Variability and trends of the vertical concentration distribution of carbon monoxide and water vapor derived from solar FTIR spectrometry as measured on the Zugspitze and in Garmisch
Supervisor: Prof. Dr. Wolfgang Seiler [Experimental physics I]
Date of oral examination: 12/10/2010
185 pages, german [original version ]

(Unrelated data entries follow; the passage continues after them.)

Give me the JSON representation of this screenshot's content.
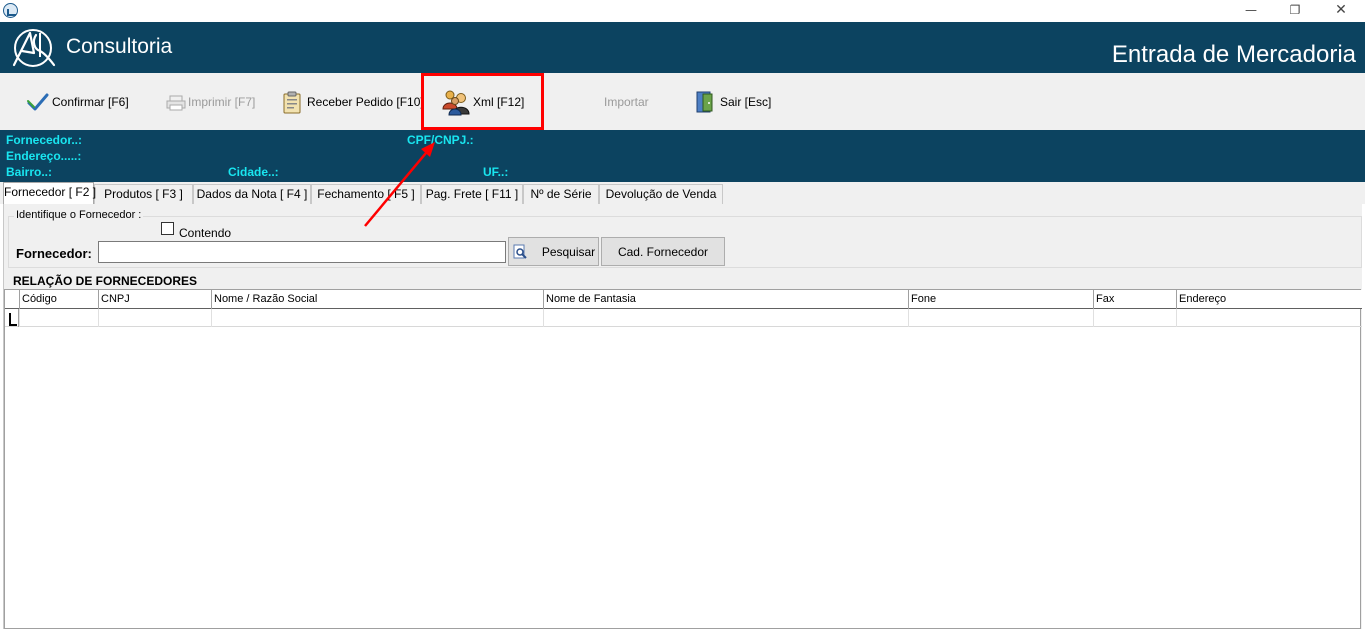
{
  "window": {
    "minimize_glyph": "—",
    "restore_glyph": "❐",
    "close_glyph": "✕"
  },
  "banner": {
    "logo_text": "Consultoria",
    "screen_title": "Entrada de Mercadoria",
    "background_color": "#0c4360"
  },
  "toolbar": {
    "confirm_label": "Confirmar [F6]",
    "print_label": "Imprimir  [F7]",
    "receive_order_label": "Receber Pedido [F10]",
    "xml_label": "Xml [F12]",
    "import_label": "Importar",
    "exit_label": "Sair [Esc]",
    "highlight_color": "#ff0000"
  },
  "info": {
    "supplier_label": "Fornecedor..:",
    "cpf_cnpj_label": "CPF/CNPJ.:",
    "address_label": "Endereço.....:",
    "district_label": "Bairro..:",
    "city_label": "Cidade..:",
    "uf_label": "UF..:",
    "text_color": "#19e6f0"
  },
  "tabs": [
    {
      "label": "Fornecedor [ F2 ]",
      "active": true
    },
    {
      "label": "Produtos [ F3 ]",
      "active": false
    },
    {
      "label": "Dados da Nota [ F4 ]",
      "active": false
    },
    {
      "label": "Fechamento [ F5 ]",
      "active": false
    },
    {
      "label": "Pag. Frete [ F11 ]",
      "active": false
    },
    {
      "label": "Nº de Série",
      "active": false
    },
    {
      "label": "Devolução de Venda",
      "active": false
    }
  ],
  "supplier_search": {
    "group_label": "Identifique o Fornecedor :",
    "contains_label": "Contendo",
    "contains_checked": false,
    "field_label": "Fornecedor:",
    "field_value": "",
    "search_button_label": "Pesquisar",
    "register_button_label": "Cad. Fornecedor"
  },
  "grid": {
    "title": "RELAÇÃO DE FORNECEDORES",
    "columns": [
      "Código",
      "CNPJ",
      "Nome / Razão Social",
      "Nome de Fantasia",
      "Fone",
      "Fax",
      "Endereço"
    ],
    "rows": []
  }
}
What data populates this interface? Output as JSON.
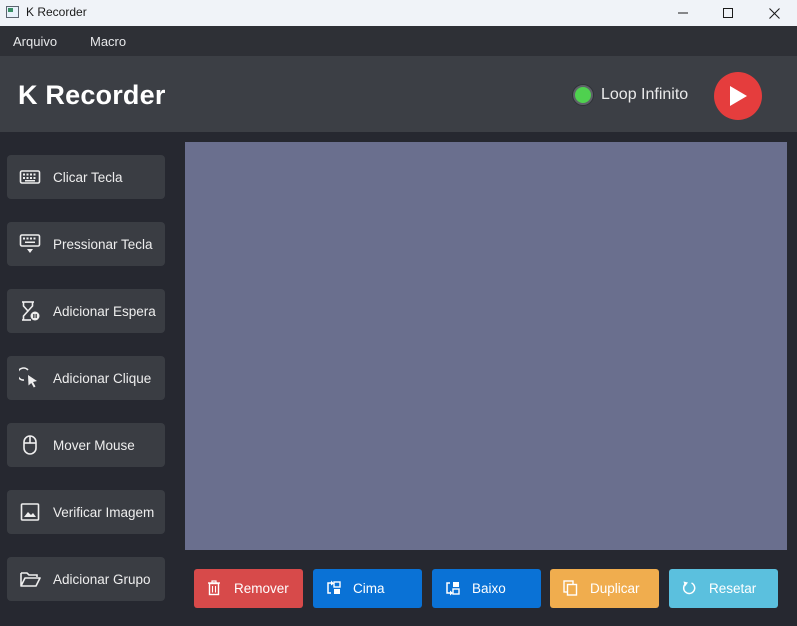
{
  "window": {
    "title": "K Recorder"
  },
  "menu": {
    "items": [
      {
        "label": "Arquivo"
      },
      {
        "label": "Macro"
      }
    ]
  },
  "header": {
    "title": "K Recorder",
    "loop_label": "Loop Infinito",
    "loop_enabled": true,
    "play_icon": "play-icon"
  },
  "sidebar": {
    "items": [
      {
        "label": "Clicar Tecla",
        "icon": "keyboard-icon"
      },
      {
        "label": "Pressionar Tecla",
        "icon": "keyboard-down-icon"
      },
      {
        "label": "Adicionar Espera",
        "icon": "hourglass-icon"
      },
      {
        "label": "Adicionar Clique",
        "icon": "mouse-click-icon"
      },
      {
        "label": "Mover Mouse",
        "icon": "mouse-icon"
      },
      {
        "label": "Verificar Imagem",
        "icon": "image-icon"
      },
      {
        "label": "Adicionar Grupo",
        "icon": "folder-open-icon"
      }
    ]
  },
  "actions": {
    "remover": "Remover",
    "cima": "Cima",
    "baixo": "Baixo",
    "duplicar": "Duplicar",
    "resetar": "Resetar"
  },
  "colors": {
    "accent_red": "#e53d3d",
    "primary_blue": "#0a72d6",
    "danger": "#d74a4a",
    "warning": "#f0ad4e",
    "info": "#5bc0de",
    "list_background": "#6a6f8e"
  }
}
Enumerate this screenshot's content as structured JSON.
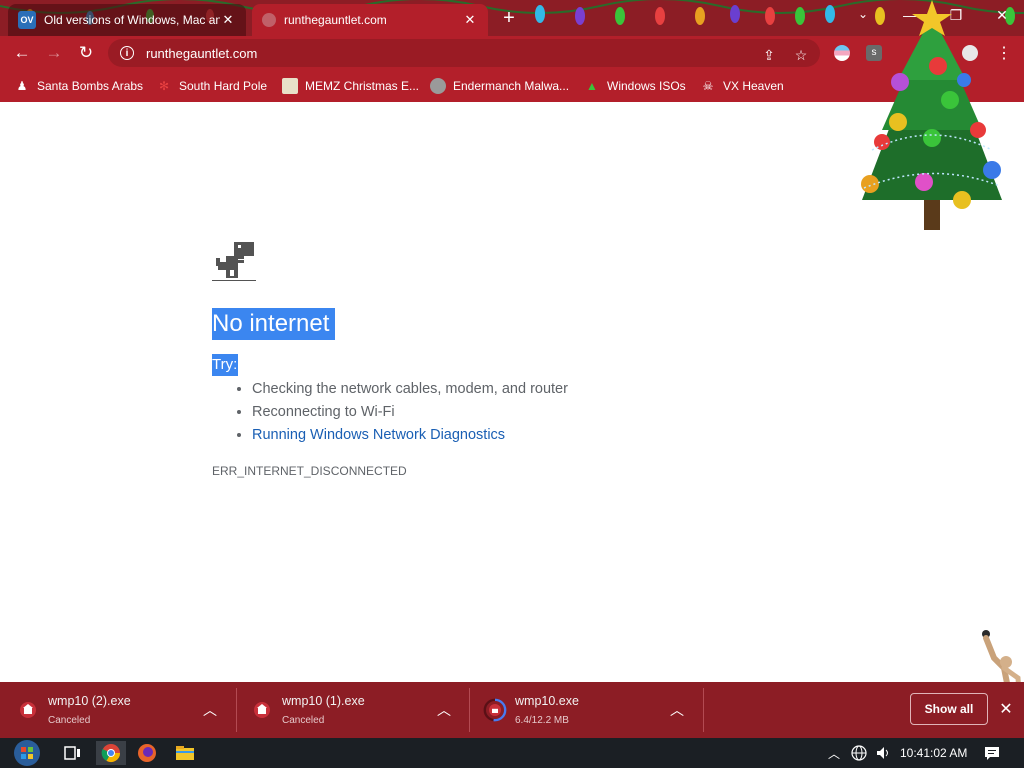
{
  "tabs": [
    {
      "title": "Old versions of Windows, Mac an",
      "favicon": "OV",
      "active": false
    },
    {
      "title": "runthegauntlet.com",
      "favicon": "globe-icon",
      "active": true
    }
  ],
  "toolbar": {
    "url": "runthegauntlet.com"
  },
  "bookmarks": [
    {
      "label": "Santa Bombs Arabs",
      "icon": "santa-icon"
    },
    {
      "label": "South Hard Pole",
      "icon": "snowflake-icon"
    },
    {
      "label": "MEMZ Christmas E...",
      "icon": "image-icon"
    },
    {
      "label": "Endermanch Malwa...",
      "icon": "raccoon-icon"
    },
    {
      "label": "Windows ISOs",
      "icon": "tree-icon"
    },
    {
      "label": "VX Heaven",
      "icon": "skull-icon"
    }
  ],
  "page": {
    "headline": "No internet",
    "try_label": "Try:",
    "suggestions": [
      "Checking the network cables, modem, and router",
      "Reconnecting to Wi-Fi",
      "Running Windows Network Diagnostics"
    ],
    "error_code": "ERR_INTERNET_DISCONNECTED"
  },
  "downloads": [
    {
      "name": "wmp10 (2).exe",
      "status": "Canceled"
    },
    {
      "name": "wmp10 (1).exe",
      "status": "Canceled"
    },
    {
      "name": "wmp10.exe",
      "status": "6.4/12.2 MB",
      "progress": 0.52
    }
  ],
  "shelf": {
    "show_all": "Show all"
  },
  "taskbar": {
    "clock": "10:41:02 AM"
  },
  "colors": {
    "theme_dark": "#8c1d25",
    "theme": "#b31f2a",
    "selection": "#3b86f0",
    "link": "#1a5fb4"
  }
}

This work derives long-term time series of the trace gases CO and H2O from solar FTIR spectra as measured at stations located on the Zugspitze (47.4° N, 11.0° E, 2964 m a.s.l.) and in Garmisch (47.5° N, 11.1° E, 745 m a.s.l.). This provides new insights into the global transport of CO as well as on the spatial variability of trends of the column-integrated atmospheric water vapor. The derivation of a trace gas profile from an infrared spectrum is disturbed by strong cross-sensitivities to other trace gases. These interference errors are neglected by the classical error analysis of remote sensing. Current approaches to error analysis underestimate interference errors and are not applicable to all inversion methods. A new error analysis presented here allows the correct quantification of interference errors for each inversion method. A regularization strategy is then developed that minimizes the occurrence of interference errors. These new concepts are applicable for all trace gases and remote sensing techniques in the infrared. Existing methods for the inversion of CO profiles from FTIR spectra tend to dampen the profile concentration variability and even to displace variabilities to incorrect heights. A new regularization strategy proposed here eliminates these sensitivity problems, thus allowing one to derive a long-term time series of CO profiles. The measurements show that anthropogenic emissions cause a strong gradient in the CO concentration between the boundary layer and the free troposphere. With increasing altitude, the annual cycle of CO becomes more symmetric, and its maximum shifts towards the summer months. It is further demonstrated that wildfires originating in the northern and southern hemispheres affect the CO concentration in different heights. Long-term measurements of strato-mesospheric CO above mid-latitudes have been required for 20 years in order to improve modeling of the transport in the middle atmosphere. However, currently the longest time series comprises only 2 years of microwave measurements. In addition, it was not possible to derive long-term time series from FTIR measurements. In this thesis, a new regularization strategy allows the derivation of a long-term time series of strato-mesospheric CO from FTIR spectra and is applicable to all stations at mid-latitudes. The measurements show a significant seasonality and provide evidence that planetary waves shift CO enriched polar air towards the mid-latitudes. The first statistics of these transport events are presented. Trends in column-integrated atmospheric water vapor can provide information on whether global warming intensifies the natural greenhouse effect. Previous long-term time series based on radiosonde measurements are not homogeneous and therefore not useful for trend studies. A new regularization strategy allows the derivation of a long-term time series of the column-integrated atmospheric water vapor, which is homogeneous in contrast to the radiosonde time series. The measurements of the Zugspitze and Jungfraujoch stations show that trends in the column-integrated atmospheric water vapor are different even at horizontal scales of 250 km, thus supporting recent satellite measurements showing strong spatial water vapor variability over land.